§ Dataset extract
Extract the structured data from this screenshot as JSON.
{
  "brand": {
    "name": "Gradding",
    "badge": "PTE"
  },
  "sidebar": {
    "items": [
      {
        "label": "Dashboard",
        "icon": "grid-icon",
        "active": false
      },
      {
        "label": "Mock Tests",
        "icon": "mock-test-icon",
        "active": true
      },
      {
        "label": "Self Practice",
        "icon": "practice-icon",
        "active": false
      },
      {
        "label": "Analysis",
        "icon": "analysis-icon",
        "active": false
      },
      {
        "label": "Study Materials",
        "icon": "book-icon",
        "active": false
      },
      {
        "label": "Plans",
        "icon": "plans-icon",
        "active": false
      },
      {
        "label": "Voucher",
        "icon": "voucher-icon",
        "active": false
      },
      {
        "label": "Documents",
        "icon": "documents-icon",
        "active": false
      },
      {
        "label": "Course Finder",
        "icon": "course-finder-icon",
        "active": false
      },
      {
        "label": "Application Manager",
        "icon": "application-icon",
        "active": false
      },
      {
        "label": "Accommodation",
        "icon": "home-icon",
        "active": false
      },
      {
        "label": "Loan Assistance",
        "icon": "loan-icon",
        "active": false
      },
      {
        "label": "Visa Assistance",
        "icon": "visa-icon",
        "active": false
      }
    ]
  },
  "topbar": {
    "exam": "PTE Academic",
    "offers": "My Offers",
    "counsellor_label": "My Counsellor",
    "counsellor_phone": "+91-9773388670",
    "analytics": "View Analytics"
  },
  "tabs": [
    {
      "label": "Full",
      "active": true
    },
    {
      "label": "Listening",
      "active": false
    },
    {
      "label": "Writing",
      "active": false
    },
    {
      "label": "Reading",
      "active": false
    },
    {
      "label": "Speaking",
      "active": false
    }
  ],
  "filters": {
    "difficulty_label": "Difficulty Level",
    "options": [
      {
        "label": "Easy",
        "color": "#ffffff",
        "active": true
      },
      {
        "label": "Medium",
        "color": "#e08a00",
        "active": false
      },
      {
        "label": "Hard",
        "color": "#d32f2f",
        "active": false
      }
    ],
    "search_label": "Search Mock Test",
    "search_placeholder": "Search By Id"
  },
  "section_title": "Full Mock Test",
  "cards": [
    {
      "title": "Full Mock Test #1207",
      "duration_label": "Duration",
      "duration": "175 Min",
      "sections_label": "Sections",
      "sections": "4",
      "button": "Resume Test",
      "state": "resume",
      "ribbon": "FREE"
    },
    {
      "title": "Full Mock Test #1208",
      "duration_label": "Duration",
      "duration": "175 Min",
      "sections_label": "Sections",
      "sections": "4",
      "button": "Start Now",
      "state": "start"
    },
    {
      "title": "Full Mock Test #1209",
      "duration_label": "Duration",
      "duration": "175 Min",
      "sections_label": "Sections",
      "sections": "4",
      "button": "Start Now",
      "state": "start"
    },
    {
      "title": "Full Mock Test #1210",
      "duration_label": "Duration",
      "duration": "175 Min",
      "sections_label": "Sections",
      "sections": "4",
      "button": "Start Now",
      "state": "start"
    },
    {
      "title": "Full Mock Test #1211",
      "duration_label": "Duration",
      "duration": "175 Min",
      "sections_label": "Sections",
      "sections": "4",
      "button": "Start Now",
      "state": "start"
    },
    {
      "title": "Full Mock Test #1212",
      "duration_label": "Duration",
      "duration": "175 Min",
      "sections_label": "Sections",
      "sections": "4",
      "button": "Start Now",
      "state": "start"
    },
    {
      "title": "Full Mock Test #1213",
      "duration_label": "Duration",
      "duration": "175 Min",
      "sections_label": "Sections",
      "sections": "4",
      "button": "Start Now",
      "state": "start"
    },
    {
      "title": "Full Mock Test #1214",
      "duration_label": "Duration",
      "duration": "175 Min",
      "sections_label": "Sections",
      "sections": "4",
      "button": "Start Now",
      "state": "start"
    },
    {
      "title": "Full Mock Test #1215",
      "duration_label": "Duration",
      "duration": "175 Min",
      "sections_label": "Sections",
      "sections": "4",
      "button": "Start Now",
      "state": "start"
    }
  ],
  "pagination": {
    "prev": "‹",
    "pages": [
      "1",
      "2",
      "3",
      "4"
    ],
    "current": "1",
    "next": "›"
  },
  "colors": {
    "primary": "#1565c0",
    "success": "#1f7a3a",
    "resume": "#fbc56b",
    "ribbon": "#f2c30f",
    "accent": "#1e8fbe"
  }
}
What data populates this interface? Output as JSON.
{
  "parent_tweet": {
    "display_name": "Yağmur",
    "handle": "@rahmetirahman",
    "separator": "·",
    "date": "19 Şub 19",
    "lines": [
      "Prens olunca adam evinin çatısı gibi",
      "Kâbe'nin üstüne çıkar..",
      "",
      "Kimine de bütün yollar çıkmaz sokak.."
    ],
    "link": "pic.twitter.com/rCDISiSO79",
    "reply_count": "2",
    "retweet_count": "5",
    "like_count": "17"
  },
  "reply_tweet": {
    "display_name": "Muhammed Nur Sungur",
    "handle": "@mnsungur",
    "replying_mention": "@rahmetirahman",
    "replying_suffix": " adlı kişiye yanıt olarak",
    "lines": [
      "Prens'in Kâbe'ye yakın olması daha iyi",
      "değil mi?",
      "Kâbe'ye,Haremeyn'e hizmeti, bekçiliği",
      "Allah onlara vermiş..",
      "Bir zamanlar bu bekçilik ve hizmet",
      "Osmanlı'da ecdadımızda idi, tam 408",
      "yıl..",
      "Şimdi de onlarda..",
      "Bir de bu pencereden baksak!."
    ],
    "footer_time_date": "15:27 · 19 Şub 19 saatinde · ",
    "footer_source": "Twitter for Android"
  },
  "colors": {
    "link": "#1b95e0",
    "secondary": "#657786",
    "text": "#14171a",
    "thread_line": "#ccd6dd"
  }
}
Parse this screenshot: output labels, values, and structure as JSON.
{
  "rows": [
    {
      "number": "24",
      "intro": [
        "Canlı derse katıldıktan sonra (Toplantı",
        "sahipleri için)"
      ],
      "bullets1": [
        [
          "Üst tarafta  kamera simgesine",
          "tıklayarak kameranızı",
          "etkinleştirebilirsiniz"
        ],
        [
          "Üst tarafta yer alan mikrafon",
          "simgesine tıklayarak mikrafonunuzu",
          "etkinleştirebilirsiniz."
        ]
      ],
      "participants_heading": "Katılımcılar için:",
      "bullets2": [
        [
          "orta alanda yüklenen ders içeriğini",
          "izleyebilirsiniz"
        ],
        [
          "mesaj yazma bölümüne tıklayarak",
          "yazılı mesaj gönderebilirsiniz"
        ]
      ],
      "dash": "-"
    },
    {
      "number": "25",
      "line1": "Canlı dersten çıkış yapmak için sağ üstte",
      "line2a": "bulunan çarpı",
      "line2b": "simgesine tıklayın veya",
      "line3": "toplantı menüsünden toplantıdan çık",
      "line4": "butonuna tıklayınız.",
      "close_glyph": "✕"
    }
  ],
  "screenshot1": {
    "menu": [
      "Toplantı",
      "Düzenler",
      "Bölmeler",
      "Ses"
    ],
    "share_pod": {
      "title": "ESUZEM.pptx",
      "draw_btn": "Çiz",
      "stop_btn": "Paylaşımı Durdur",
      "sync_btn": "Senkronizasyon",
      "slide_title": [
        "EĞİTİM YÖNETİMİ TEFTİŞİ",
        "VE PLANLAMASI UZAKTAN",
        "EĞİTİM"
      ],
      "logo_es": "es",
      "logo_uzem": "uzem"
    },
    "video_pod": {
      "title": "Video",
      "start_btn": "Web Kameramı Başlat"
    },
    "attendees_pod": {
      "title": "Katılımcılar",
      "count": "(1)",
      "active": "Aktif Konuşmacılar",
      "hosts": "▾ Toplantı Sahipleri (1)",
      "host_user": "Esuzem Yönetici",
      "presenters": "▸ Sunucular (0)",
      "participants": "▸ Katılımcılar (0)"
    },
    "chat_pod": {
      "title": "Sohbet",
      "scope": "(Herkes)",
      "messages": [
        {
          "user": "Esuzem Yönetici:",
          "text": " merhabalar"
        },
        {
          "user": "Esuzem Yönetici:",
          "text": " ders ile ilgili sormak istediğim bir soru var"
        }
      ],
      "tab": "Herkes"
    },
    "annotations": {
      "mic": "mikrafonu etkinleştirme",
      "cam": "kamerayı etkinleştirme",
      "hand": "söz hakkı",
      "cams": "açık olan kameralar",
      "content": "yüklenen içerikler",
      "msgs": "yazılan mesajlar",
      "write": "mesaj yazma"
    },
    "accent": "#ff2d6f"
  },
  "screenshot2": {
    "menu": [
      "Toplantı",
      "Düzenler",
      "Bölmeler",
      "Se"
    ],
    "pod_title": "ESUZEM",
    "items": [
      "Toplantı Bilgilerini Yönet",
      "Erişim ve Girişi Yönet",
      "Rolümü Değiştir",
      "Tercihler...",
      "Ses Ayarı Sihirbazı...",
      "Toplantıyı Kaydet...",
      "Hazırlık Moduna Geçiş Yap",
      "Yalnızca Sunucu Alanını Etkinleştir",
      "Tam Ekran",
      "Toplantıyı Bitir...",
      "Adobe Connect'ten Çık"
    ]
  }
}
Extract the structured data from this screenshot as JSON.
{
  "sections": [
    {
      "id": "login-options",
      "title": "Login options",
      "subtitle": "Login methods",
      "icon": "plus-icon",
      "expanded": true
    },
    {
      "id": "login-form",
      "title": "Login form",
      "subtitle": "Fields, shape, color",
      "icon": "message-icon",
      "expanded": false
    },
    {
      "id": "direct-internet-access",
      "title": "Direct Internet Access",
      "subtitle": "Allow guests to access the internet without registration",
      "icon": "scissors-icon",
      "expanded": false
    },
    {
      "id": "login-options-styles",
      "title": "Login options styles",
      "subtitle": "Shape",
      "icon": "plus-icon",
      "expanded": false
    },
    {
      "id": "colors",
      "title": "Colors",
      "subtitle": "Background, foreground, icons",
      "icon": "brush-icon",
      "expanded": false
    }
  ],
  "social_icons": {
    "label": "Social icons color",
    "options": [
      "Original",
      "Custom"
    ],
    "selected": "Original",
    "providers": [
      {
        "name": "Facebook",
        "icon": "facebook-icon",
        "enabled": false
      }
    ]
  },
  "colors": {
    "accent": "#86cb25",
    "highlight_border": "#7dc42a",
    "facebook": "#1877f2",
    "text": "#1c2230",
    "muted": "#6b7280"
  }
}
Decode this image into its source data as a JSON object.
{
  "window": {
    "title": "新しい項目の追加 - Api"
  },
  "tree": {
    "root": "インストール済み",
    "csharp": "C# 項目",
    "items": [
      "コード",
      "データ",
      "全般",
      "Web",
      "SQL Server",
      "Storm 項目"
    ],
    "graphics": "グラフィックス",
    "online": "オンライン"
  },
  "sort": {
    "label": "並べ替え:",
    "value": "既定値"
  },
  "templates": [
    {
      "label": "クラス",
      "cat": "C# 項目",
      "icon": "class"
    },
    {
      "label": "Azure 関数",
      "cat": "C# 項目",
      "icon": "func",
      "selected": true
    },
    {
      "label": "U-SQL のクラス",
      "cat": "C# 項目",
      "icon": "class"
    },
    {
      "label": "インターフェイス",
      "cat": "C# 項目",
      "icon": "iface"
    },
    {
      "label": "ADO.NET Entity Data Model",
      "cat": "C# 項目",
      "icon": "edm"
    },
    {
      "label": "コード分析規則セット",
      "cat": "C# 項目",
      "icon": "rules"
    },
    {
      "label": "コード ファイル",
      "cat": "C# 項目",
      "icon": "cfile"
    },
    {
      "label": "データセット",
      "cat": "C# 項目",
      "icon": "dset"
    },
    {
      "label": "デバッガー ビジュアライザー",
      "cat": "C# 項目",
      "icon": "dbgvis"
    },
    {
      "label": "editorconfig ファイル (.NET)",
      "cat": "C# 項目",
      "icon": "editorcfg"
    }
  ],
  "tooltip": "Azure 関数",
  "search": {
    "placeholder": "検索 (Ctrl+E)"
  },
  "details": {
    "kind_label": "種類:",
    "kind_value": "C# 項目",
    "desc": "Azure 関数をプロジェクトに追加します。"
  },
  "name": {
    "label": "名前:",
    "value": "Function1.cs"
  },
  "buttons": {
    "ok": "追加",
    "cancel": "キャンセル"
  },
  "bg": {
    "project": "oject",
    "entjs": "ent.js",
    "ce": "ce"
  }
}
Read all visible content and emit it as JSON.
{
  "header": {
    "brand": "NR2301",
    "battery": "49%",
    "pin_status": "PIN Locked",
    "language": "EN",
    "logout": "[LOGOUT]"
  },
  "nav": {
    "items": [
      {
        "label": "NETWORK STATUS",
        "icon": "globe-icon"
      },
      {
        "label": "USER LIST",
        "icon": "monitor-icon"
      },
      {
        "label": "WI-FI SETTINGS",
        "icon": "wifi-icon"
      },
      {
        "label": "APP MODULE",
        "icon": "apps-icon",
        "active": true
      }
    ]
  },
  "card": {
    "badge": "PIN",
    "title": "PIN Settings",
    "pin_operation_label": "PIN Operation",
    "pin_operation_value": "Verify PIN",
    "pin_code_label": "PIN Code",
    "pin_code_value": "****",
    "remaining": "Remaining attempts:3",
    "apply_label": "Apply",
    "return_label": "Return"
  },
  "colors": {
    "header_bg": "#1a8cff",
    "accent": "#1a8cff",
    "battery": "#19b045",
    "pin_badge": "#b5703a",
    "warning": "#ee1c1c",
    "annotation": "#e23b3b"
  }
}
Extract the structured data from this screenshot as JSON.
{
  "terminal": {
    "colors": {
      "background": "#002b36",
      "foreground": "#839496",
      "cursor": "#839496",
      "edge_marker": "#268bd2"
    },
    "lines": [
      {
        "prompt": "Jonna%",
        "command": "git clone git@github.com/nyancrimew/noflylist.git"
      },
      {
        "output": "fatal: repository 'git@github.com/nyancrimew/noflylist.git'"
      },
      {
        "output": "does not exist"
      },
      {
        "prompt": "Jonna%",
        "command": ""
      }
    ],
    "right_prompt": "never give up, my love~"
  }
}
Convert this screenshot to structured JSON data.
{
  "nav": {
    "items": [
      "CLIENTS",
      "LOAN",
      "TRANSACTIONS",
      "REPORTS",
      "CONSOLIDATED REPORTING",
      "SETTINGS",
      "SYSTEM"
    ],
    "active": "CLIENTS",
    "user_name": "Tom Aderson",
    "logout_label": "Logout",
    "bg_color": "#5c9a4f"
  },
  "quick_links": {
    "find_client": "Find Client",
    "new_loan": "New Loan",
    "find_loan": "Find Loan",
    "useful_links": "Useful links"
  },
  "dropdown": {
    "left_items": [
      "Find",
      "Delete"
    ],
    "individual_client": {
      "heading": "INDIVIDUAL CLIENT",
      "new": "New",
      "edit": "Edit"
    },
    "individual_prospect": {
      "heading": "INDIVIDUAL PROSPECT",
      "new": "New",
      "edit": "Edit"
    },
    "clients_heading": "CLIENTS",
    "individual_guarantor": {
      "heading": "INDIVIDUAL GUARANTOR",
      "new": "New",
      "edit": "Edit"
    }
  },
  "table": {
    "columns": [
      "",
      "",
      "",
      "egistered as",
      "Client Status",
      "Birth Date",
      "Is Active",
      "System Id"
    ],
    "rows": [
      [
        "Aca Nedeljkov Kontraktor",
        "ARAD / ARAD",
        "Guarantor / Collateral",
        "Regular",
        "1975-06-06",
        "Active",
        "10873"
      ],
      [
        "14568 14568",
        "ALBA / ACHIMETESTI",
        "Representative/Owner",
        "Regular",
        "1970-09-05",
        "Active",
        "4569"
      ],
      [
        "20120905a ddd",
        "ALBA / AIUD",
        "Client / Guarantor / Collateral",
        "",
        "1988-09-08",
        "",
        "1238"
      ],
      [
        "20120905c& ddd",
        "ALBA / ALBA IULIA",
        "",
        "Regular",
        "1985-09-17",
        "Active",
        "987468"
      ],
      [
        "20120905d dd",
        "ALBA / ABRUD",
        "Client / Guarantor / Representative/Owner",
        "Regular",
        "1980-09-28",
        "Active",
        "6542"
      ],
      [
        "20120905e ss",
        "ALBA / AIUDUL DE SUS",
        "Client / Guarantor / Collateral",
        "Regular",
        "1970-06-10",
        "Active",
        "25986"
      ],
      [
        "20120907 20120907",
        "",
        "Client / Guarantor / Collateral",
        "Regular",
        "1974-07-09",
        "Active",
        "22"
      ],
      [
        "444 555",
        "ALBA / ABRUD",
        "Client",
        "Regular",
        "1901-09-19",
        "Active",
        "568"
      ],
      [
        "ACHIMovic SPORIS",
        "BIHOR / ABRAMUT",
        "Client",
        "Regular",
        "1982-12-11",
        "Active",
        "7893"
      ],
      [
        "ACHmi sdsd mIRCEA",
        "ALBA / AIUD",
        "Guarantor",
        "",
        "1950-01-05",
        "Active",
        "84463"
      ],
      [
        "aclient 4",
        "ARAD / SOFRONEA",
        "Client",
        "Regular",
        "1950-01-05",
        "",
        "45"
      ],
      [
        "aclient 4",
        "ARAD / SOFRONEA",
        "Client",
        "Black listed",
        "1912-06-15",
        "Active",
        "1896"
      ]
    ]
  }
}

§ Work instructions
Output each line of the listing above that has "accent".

§ Output for this exercise
    "accent": "#1e8fbe"
    "accent": "#ff2d6f"
    "accent": "#86cb25",
    "accent": "#1a8cff",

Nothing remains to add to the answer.